Only lines with the string "default" should be returned from the data below.

[Data records for software interfaces]
========

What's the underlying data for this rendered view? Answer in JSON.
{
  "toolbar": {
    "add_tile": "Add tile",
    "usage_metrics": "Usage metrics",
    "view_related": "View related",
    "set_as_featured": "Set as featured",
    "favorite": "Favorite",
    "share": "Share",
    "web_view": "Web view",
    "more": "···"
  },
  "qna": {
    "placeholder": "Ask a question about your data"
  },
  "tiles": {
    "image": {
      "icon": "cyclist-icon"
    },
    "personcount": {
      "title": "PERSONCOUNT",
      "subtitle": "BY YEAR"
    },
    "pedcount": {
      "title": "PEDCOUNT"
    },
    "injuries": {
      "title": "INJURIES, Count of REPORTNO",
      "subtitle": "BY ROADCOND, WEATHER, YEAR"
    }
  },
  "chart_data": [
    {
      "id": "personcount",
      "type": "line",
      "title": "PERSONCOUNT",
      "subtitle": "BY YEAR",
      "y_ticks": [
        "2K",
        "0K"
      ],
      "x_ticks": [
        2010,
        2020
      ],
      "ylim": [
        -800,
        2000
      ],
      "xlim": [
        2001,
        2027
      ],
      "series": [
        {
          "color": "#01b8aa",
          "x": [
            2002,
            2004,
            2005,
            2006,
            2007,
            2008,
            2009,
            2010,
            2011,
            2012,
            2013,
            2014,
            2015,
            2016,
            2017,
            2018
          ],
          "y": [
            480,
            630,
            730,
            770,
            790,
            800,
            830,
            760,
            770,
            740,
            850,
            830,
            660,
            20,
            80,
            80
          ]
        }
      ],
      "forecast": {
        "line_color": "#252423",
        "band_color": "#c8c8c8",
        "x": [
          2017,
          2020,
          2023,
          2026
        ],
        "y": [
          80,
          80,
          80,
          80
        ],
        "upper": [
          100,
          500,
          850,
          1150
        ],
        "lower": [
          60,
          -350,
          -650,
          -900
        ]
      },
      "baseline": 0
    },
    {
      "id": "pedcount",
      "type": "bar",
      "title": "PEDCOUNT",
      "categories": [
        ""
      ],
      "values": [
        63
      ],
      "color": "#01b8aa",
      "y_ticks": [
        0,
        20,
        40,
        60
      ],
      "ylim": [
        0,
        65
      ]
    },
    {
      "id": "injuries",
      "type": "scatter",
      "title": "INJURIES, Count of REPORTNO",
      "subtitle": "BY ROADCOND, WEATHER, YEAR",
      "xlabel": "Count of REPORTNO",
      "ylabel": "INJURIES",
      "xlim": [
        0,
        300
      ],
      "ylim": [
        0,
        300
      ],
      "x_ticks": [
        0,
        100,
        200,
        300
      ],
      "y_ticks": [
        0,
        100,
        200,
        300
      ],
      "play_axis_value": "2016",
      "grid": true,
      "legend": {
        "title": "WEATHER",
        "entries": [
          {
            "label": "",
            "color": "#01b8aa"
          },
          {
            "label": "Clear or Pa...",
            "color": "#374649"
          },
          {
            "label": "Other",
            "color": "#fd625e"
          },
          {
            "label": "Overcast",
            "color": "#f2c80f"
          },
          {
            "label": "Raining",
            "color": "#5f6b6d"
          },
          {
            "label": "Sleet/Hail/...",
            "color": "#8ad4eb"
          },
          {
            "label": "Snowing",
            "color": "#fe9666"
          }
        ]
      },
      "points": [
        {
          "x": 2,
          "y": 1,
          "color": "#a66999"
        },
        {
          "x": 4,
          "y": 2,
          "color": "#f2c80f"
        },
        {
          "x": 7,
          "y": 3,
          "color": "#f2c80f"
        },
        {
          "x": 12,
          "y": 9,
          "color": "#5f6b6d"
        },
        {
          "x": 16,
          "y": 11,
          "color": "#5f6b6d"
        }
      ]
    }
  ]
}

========

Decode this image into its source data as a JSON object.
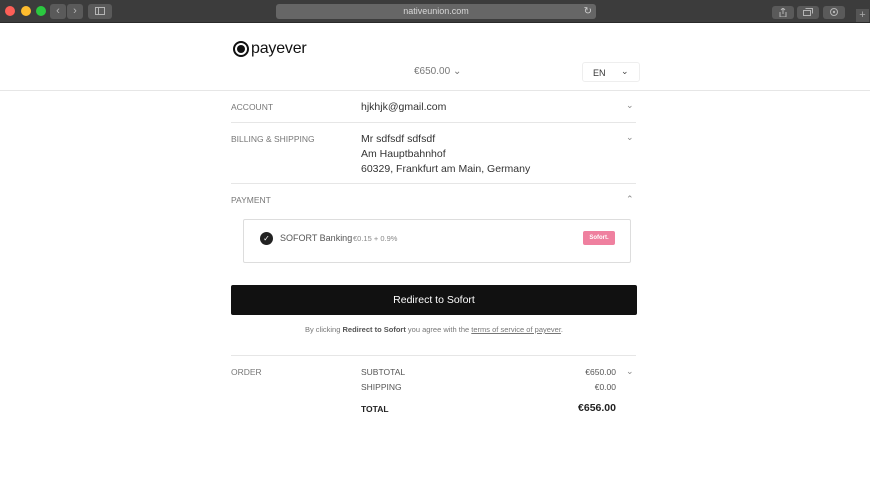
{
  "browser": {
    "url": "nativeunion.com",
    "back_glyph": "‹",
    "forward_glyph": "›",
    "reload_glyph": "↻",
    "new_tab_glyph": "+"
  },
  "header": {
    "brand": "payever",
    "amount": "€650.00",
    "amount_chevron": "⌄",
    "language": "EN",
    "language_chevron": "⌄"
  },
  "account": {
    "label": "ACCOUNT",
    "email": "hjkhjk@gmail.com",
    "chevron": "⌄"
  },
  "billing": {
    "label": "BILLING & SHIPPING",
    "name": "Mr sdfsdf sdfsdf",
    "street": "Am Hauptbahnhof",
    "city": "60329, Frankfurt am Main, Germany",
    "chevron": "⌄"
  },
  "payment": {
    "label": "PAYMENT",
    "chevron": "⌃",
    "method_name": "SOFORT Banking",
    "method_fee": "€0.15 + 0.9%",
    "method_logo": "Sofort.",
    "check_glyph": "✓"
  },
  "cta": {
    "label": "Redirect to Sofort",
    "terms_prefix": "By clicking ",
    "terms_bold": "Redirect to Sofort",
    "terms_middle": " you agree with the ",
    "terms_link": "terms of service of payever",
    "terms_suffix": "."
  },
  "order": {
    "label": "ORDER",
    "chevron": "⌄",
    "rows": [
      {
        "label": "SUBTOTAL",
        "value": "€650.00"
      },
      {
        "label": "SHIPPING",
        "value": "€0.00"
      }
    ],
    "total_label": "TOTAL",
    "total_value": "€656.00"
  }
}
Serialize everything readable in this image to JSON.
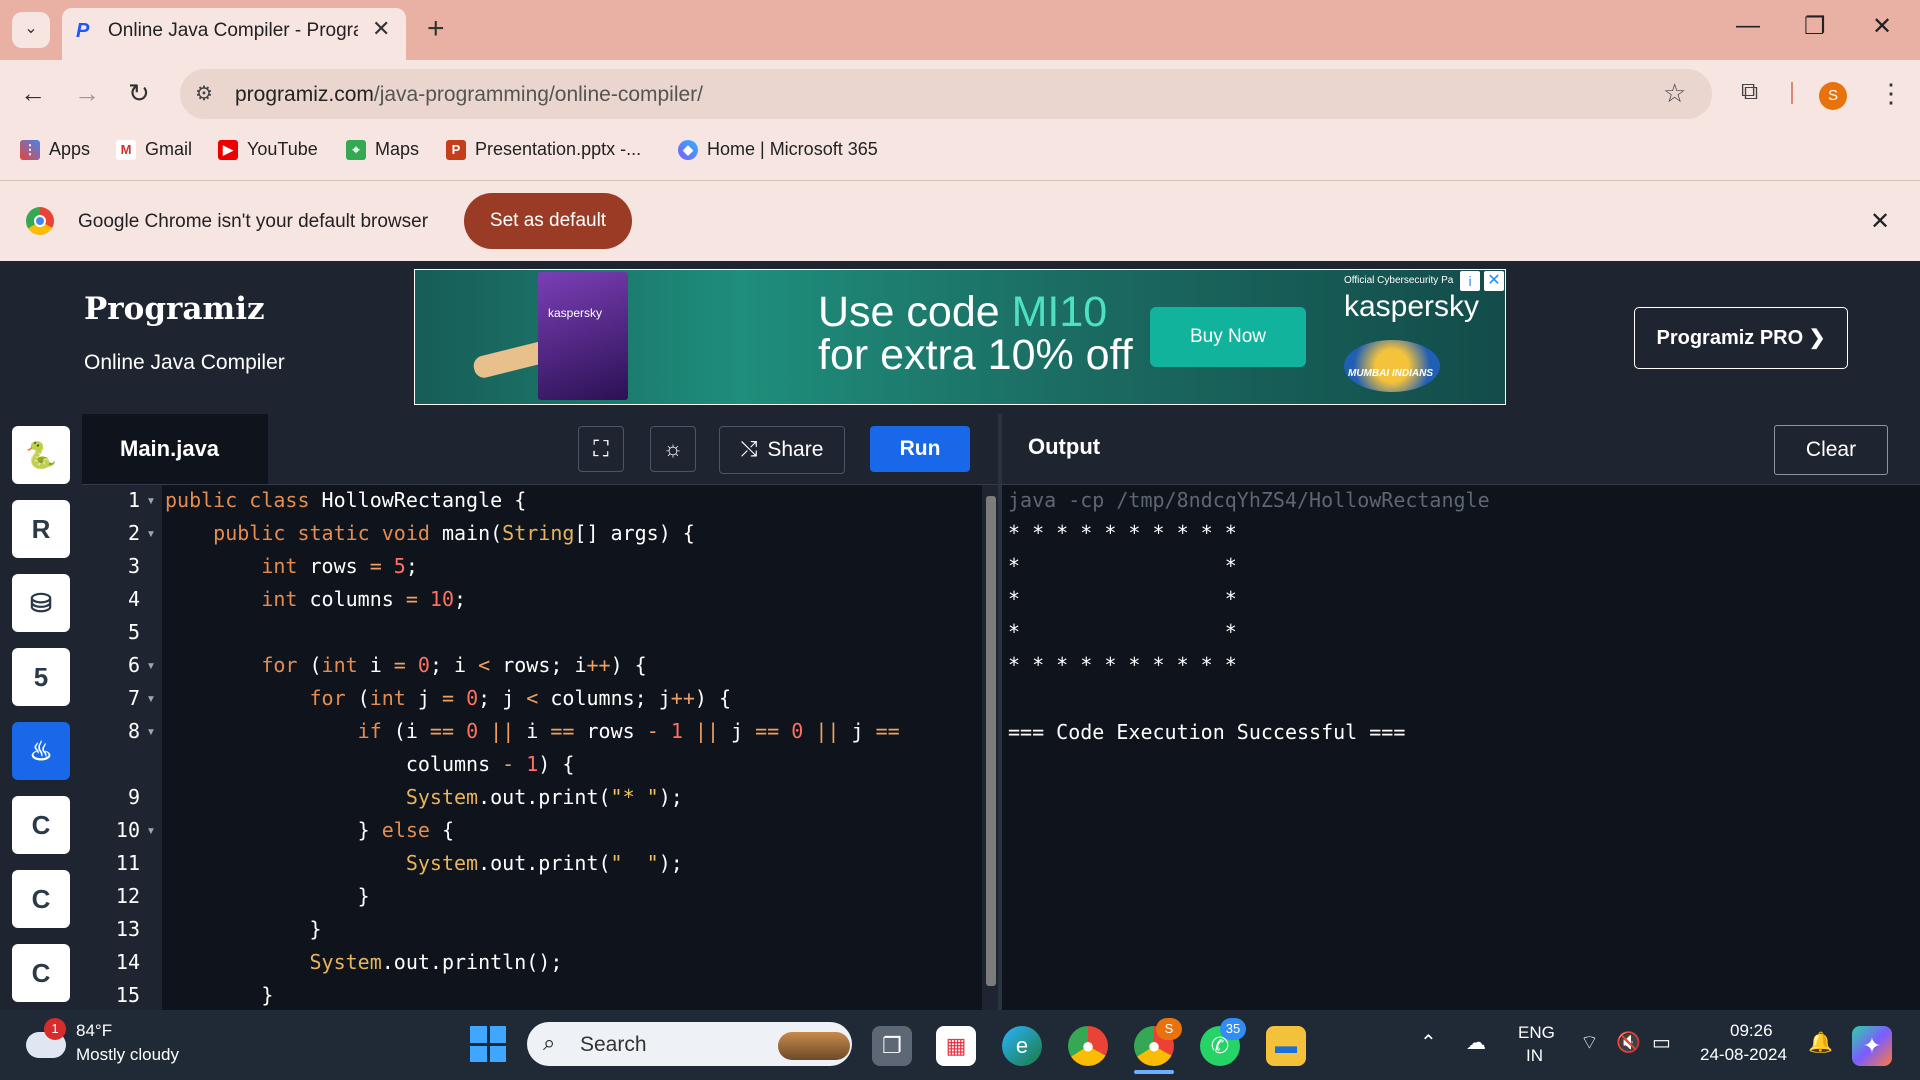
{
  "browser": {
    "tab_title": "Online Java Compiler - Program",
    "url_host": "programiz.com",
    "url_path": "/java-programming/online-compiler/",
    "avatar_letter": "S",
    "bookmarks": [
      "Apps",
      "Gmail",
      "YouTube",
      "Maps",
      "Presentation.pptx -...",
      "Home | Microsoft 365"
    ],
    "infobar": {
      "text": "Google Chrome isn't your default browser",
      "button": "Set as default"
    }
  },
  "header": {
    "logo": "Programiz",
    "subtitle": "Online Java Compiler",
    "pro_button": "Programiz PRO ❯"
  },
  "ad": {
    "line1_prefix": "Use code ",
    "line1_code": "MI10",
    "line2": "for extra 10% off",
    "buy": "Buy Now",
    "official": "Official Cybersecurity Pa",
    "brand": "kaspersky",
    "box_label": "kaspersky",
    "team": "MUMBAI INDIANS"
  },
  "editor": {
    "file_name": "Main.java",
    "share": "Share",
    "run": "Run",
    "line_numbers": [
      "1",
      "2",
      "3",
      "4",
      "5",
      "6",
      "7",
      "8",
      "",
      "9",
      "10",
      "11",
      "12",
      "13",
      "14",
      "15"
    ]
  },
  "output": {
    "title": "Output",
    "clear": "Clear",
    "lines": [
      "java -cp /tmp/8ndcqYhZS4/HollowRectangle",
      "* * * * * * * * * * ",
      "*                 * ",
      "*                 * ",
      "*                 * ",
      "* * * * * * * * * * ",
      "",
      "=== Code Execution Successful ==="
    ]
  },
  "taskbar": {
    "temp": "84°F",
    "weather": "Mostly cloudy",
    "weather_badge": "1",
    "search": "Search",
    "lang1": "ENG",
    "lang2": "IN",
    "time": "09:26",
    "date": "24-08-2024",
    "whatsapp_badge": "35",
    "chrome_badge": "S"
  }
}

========

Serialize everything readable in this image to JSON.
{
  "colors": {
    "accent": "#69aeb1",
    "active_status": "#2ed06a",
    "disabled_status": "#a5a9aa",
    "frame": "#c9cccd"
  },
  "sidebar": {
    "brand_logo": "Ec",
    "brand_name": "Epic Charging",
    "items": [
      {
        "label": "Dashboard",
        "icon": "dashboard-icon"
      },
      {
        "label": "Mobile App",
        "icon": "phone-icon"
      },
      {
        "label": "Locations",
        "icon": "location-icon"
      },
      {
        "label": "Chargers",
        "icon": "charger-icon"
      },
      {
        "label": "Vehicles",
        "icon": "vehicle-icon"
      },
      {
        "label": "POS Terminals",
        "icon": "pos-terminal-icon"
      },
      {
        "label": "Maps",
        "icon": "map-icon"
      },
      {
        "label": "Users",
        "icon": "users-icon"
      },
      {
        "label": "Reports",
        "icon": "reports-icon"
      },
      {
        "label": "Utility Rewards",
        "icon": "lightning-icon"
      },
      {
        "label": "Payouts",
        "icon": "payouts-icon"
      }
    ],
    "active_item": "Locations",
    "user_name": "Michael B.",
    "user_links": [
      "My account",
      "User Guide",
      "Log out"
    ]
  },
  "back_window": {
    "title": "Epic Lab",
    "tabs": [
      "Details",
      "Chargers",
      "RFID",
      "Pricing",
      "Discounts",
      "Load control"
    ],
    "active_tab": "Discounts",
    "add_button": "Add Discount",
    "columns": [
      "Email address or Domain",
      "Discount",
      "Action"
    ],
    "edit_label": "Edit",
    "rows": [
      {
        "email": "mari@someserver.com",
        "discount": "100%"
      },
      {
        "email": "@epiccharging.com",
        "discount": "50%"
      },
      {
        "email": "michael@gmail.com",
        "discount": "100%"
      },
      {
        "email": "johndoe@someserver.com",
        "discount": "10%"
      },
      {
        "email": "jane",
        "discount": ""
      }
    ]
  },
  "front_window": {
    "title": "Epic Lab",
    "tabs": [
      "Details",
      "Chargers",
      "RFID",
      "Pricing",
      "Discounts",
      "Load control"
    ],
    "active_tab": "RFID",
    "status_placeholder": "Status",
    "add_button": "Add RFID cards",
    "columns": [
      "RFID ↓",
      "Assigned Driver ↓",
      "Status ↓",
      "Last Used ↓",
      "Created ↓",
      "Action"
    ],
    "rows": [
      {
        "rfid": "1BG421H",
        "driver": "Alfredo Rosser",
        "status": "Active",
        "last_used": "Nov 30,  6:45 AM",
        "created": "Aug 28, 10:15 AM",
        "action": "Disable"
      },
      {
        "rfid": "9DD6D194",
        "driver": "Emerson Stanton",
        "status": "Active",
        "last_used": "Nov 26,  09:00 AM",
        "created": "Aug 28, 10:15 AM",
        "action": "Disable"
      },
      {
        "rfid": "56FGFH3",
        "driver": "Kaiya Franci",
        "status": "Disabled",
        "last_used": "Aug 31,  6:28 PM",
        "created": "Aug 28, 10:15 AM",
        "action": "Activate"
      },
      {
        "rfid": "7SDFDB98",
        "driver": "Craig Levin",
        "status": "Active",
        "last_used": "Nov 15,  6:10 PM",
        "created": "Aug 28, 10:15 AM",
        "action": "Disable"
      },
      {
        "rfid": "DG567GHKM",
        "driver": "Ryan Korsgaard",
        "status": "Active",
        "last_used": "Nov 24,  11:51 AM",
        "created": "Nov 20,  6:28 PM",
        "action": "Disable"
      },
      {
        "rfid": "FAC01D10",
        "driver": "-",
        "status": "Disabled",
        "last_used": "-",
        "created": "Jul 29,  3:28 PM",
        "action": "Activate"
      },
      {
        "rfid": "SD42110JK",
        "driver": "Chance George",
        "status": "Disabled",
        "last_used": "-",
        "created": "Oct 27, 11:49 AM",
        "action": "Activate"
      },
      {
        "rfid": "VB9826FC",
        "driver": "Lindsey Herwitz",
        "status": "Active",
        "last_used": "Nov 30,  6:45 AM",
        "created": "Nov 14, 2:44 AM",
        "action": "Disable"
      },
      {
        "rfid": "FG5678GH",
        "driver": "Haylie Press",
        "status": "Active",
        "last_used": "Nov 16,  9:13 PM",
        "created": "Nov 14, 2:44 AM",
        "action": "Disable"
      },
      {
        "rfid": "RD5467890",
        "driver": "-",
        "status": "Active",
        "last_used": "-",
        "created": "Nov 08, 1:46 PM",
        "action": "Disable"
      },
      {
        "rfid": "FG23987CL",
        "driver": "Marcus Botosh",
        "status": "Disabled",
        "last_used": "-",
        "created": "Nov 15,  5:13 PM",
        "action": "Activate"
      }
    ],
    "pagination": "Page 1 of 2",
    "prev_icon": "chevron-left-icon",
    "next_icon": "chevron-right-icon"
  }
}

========

→ The answer
      "text": "Google Chrome isn't your default browser",
      "button": "Set as default"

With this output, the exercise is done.